Before COVID-19, Zero Trust was being driven by a need to modernise the information security stack. With the shift to remote work, the traditional perimeter-based security model was rendered obsolete. Digital identity is now a single control point across users, devices, and networks. Zero Trust security models, however, operate with the principle that all network users—internal or external—are considered hostile until proven otherwise. Trust is established through strong authentication to users upon verifying who is requesting access, the context of the request, and sensitivity of the access environment; and each user’s behavior is continuously assessed for risk.
It addresses the agile needs of modern organisations and eventually it will become the way any security framework is architected. From a business option to a business imperative, every one of us is on a Zero Trust journey— whether we know it, or not
#4. Hyper converged infrastructure is ideal for the cloud-era
Having a strong IT framework is a critical factor for businesses to achieve infrastructure efficiency. Hyper converged infrastructure (HCI) consolidates traditional hardware-based infrastructure (compute servers, networking and storage) into virtualised, software-defined environments. This approach is not only a cost-efficient option but also helps simplify the management of these virtualised resources from a single, unified interface.
Considering the impact of the pandemic, many organisations are looking to adopt technologies that can support their digital workspace. Keeping in mind the cost and security related issues associated with public cloud, it may not be the immediate choice for most businesses, making 2021 the year for HCI. And due to its simplified and flexible framework, HCI is ideal for the cloud-era.
#5. Increasing utilisation of analytics by non-IT departments
Now that organisations realise the effectiveness of analytics platforms, their usage is expected to penetrate not just IT but other departments that have traditionally not relied on analytics applications. For example, data from HR applications combined with employee performance metrics can be used to measure the influence of employee welfare initiatives on employee productivity.

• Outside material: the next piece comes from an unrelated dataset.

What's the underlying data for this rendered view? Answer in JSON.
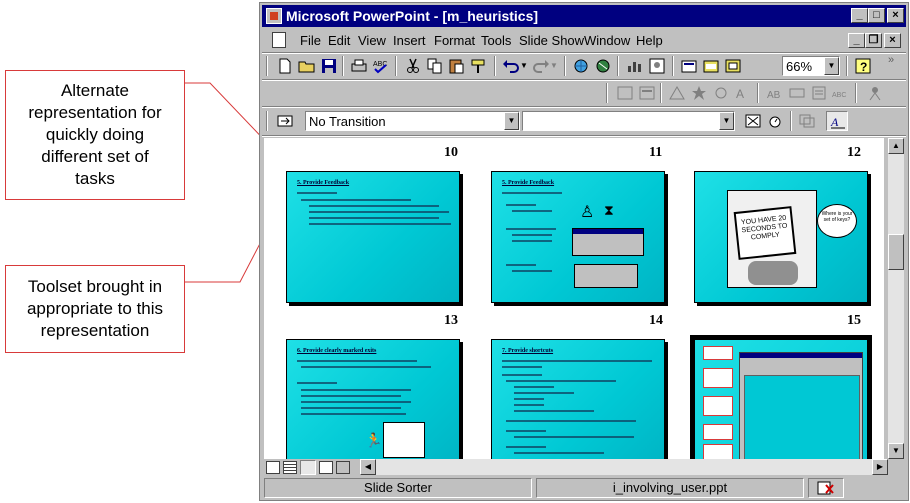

This focus on analytics brings an interesting dynamic to the way organisations work and also introduces a set of challenges in data governance and maintenance. IT will play a pivotal role in facilitating fine-grained access levels before moving to a higher trust model where individual teams have complete access to all relevant data that is necessary for their efficient functioning.